Exercise:
For the listing below, show each line that includes the string "Diagnostics".

Input data Block Start

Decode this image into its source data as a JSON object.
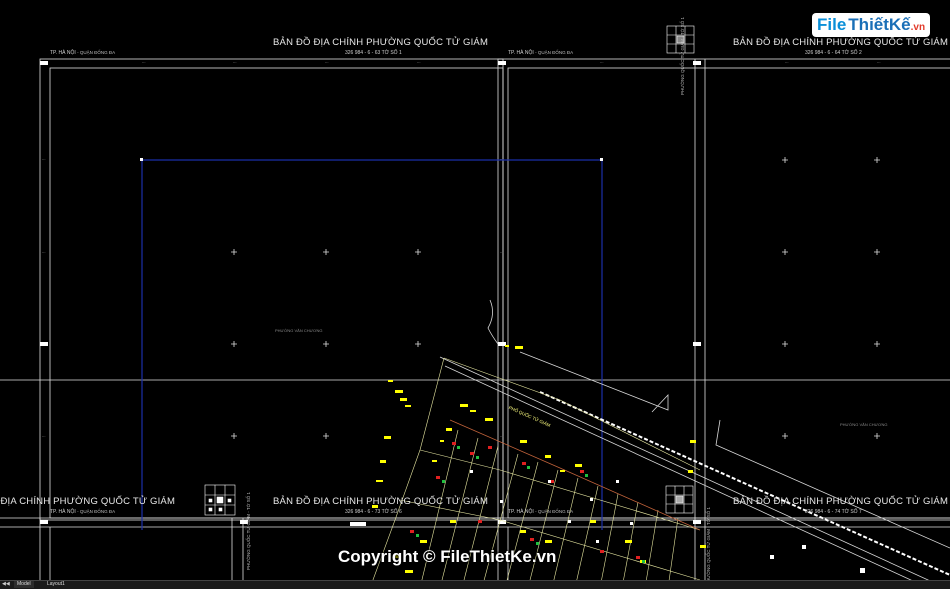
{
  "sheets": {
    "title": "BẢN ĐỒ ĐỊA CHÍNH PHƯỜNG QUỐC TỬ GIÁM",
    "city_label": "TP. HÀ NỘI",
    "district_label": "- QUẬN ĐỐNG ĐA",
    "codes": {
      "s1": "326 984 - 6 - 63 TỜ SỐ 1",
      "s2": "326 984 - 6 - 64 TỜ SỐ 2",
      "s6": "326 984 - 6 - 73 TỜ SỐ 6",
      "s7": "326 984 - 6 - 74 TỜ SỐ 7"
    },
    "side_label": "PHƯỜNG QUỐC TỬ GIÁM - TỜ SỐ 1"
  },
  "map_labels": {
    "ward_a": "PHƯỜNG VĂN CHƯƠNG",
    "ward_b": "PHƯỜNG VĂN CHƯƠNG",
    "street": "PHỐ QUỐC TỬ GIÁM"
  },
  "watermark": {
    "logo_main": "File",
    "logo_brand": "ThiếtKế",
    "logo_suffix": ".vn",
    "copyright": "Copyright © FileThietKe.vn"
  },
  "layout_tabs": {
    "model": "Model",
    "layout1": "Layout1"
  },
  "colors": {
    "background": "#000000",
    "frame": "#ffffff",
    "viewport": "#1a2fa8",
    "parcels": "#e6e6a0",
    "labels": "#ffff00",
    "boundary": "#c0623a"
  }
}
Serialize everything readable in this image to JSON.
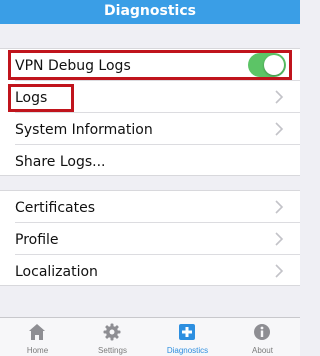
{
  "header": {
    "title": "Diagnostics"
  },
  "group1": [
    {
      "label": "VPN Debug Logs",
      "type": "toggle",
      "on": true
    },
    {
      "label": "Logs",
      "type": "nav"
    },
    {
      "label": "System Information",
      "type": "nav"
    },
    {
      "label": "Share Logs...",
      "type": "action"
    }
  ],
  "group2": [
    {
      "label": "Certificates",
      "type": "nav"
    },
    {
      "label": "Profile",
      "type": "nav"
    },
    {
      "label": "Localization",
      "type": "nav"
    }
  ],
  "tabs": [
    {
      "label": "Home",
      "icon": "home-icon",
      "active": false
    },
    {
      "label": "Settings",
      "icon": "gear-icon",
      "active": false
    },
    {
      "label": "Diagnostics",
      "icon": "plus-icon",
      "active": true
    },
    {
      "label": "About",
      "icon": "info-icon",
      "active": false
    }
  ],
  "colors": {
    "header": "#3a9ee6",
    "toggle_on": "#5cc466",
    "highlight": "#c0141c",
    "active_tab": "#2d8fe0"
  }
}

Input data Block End
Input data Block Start

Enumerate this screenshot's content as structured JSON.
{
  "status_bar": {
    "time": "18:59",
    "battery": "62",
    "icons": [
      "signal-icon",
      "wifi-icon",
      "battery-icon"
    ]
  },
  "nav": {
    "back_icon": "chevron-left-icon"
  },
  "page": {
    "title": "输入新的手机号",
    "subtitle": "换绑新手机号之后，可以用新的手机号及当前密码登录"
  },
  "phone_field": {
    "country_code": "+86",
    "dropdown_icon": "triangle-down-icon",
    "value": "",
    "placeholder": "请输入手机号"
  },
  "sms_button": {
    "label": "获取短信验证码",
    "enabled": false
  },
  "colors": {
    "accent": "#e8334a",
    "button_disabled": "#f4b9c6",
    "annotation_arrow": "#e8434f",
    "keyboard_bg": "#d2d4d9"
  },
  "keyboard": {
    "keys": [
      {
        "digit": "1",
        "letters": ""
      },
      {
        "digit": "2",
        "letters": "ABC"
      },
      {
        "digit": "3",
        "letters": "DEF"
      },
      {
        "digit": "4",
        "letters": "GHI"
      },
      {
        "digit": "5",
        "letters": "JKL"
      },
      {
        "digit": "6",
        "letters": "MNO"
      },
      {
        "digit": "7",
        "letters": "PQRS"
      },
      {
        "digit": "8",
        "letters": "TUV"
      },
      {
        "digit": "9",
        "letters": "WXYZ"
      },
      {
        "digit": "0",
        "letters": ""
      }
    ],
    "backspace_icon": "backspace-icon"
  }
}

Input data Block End

Task output:
    "title": "Diagnostics"
      "label": "Diagnostics",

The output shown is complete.